Secretary of State James Brokenshire and DUP leader Arlene Foster were both in London for talks on the confidence and supply deal that would enable Theresa May's minority government to function.
The accord commits the UK Government to demonstrate "rigorous impartiality" when dealing with competing political views in the region.
In a statement afterwards, Mrs May said that "good progress" had been made and an agreement was possible if there was "good will on all sides".
They've been of the view that leaving the European Union should lessen some of the stipulations in relation to state aid that were being applied by the Treasury to Northern Ireland, and that might take down the bill that the Treasury would put on the executive if corporation tax was lowered. "We want to govern ourselves".
But the other Stormont parties have warned that any deal between the DUP and Conservatives could make restoring power sharing more hard.

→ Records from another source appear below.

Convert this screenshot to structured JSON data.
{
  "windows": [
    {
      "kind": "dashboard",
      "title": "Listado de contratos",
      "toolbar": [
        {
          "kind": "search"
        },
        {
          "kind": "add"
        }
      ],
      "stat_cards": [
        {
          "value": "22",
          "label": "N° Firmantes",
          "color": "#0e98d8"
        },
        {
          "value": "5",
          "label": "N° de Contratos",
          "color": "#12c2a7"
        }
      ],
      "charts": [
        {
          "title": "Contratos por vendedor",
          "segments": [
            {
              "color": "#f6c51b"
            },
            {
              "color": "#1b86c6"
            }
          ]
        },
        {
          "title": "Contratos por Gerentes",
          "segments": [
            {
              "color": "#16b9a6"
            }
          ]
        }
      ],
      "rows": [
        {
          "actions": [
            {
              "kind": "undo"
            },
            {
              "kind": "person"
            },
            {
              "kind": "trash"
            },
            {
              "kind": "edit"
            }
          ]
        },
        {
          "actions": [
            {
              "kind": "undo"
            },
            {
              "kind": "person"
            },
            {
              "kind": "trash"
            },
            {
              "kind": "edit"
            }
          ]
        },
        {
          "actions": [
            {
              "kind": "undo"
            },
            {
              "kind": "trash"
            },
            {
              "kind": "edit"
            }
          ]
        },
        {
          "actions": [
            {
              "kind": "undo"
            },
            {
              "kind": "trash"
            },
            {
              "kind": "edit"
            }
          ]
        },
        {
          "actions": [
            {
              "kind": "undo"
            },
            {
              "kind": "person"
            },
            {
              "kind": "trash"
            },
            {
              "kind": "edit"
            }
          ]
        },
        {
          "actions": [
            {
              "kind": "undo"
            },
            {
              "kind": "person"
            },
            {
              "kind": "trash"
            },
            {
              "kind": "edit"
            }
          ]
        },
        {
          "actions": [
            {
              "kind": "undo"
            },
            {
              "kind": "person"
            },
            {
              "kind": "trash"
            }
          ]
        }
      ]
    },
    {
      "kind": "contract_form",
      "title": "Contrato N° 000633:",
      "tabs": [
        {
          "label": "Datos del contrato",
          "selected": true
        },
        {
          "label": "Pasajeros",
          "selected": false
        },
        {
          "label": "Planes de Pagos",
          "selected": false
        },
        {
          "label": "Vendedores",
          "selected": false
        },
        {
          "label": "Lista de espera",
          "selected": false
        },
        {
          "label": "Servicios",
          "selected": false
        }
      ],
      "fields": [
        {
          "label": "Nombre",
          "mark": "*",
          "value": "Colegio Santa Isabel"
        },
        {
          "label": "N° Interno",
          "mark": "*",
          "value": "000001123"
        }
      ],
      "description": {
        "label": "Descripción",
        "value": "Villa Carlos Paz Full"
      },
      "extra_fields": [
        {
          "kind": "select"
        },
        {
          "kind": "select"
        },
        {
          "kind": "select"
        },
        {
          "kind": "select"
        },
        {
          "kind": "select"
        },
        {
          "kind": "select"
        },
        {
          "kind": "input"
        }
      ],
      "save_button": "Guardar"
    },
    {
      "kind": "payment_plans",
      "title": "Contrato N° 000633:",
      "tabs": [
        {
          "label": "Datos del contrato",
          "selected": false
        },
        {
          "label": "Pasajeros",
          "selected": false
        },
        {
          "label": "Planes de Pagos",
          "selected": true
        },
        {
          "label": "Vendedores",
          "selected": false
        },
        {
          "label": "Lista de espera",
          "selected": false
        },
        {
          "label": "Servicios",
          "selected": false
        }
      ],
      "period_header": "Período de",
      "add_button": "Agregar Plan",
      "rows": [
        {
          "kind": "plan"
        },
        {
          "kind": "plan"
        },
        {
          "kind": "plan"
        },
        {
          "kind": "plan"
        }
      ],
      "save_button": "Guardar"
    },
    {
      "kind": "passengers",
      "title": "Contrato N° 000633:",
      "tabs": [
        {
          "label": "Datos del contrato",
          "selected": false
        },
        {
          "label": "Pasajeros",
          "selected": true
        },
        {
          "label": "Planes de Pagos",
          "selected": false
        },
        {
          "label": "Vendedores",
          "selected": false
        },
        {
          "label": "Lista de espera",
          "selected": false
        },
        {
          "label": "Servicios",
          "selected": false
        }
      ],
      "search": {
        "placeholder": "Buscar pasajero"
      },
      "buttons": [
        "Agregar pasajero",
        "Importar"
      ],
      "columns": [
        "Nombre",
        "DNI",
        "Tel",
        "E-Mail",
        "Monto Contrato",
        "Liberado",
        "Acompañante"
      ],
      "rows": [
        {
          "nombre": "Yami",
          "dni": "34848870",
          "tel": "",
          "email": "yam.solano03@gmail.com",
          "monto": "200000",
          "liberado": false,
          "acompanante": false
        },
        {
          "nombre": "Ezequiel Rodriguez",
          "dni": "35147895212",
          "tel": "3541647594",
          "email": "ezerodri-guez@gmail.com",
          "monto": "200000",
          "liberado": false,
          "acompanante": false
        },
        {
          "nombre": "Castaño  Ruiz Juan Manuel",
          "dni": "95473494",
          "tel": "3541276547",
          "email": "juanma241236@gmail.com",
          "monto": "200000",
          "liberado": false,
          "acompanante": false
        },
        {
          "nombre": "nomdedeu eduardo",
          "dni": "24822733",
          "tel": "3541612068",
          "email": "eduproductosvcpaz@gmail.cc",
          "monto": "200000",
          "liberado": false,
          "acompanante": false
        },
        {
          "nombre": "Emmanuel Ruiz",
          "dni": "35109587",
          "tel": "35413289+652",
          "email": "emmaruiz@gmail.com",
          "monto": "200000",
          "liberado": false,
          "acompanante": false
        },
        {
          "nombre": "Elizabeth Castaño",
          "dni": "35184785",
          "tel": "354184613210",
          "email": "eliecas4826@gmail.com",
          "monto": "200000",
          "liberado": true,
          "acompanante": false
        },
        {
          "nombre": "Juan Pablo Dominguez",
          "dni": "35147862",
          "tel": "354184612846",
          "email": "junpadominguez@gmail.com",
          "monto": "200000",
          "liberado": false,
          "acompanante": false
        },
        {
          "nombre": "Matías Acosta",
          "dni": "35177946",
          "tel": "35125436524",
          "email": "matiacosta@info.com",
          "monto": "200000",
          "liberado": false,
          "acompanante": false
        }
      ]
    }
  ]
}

The 1998 Good Friday Agreement - also referred to as the Belfast Agreement - commits the United Kingdom and Irish Governments to demonstrate "rigorous impartiality" in their dealings with the different political traditions in Northern Ireland.